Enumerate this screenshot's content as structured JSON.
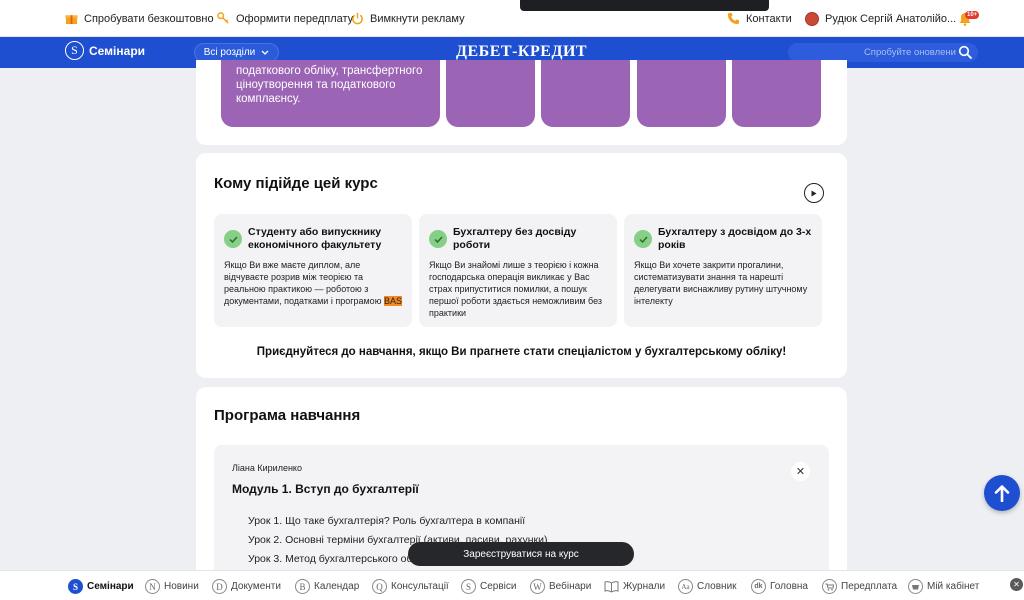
{
  "topbar": {
    "try_free": "Спробувати безкоштовно",
    "subscribe": "Оформити передплату",
    "disable_ads": "Вимкнути рекламу",
    "contacts": "Контакти",
    "user_name": "Рудюк Сергій Анатолійо...",
    "bell_badge": "10+"
  },
  "nav": {
    "section_title": "Семінари",
    "section_icon_letter": "S",
    "all_sections": "Всі розділи",
    "logo": "ДЕБЕТ-КРЕДИТ",
    "search_placeholder": "Спробуйте оновлени"
  },
  "top_card": {
    "purple_text": "податкового обліку, трансфертного ціноутворення та податкового комплаєнсу."
  },
  "audience": {
    "heading": "Кому підійде цей курс",
    "items": [
      {
        "title": "Студенту або випускнику економічного факультету",
        "desc_before": "Якщо Ви вже маєте диплом, але відчуваєте розрив між теорією та реальною практикою — роботою з документами, податками і програмою ",
        "desc_highlight": "BAS"
      },
      {
        "title": "Бухгалтеру без досвіду роботи",
        "desc": "Якщо Ви знайомі лише з теорією і кожна господарська операція викликає у Вас страх припуститися помилки, а пошук першої роботи здається неможливим без практики"
      },
      {
        "title": "Бухгалтеру з досвідом до 3-х років",
        "desc": "Якщо Ви хочете закрити прогалини, систематизувати знання та нарешті делегувати виснажливу рутину штучному інтелекту"
      }
    ],
    "join_text": "Приєднуйтеся до навчання, якщо Ви прагнете стати спеціалістом у бухгалтерському обліку!"
  },
  "program": {
    "heading": "Програма навчання",
    "author": "Ліана Кириленко",
    "module_title": "Модуль 1. Вступ до бухгалтерії",
    "lessons": [
      "Урок 1. Що таке бухгалтерія? Роль бухгалтера в компанії",
      "Урок 2. Основні терміни бухгалтерії (активи, пасиви, рахунки)",
      "Урок 3. Метод бухгалтерського обліку"
    ],
    "register_label": "Зареєструватися на курс"
  },
  "bottom_nav": [
    {
      "label": "Семінари",
      "icon": "S",
      "active": true
    },
    {
      "label": "Новини",
      "icon": "N"
    },
    {
      "label": "Документи",
      "icon": "D"
    },
    {
      "label": "Календар",
      "icon": "B"
    },
    {
      "label": "Консультації",
      "icon": "Q"
    },
    {
      "label": "Сервіси",
      "icon": "S"
    },
    {
      "label": "Вебінари",
      "icon": "W"
    },
    {
      "label": "Журнали",
      "icon": "book"
    },
    {
      "label": "Словник",
      "icon": "Aa"
    },
    {
      "label": "Головна",
      "icon": "dk"
    },
    {
      "label": "Передплата",
      "icon": "cart"
    },
    {
      "label": "Мій кабінет",
      "icon": "cup"
    }
  ],
  "colors": {
    "nav_blue": "#1f4fd1",
    "purple": "#9c64b5",
    "check_green": "#86cf86",
    "highlight_orange": "#f58a1f"
  }
}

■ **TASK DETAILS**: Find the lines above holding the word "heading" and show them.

■ **WRITTEN REPLY**:
    "heading": "Кому підійде цей курс",
    "heading": "Програма навчання",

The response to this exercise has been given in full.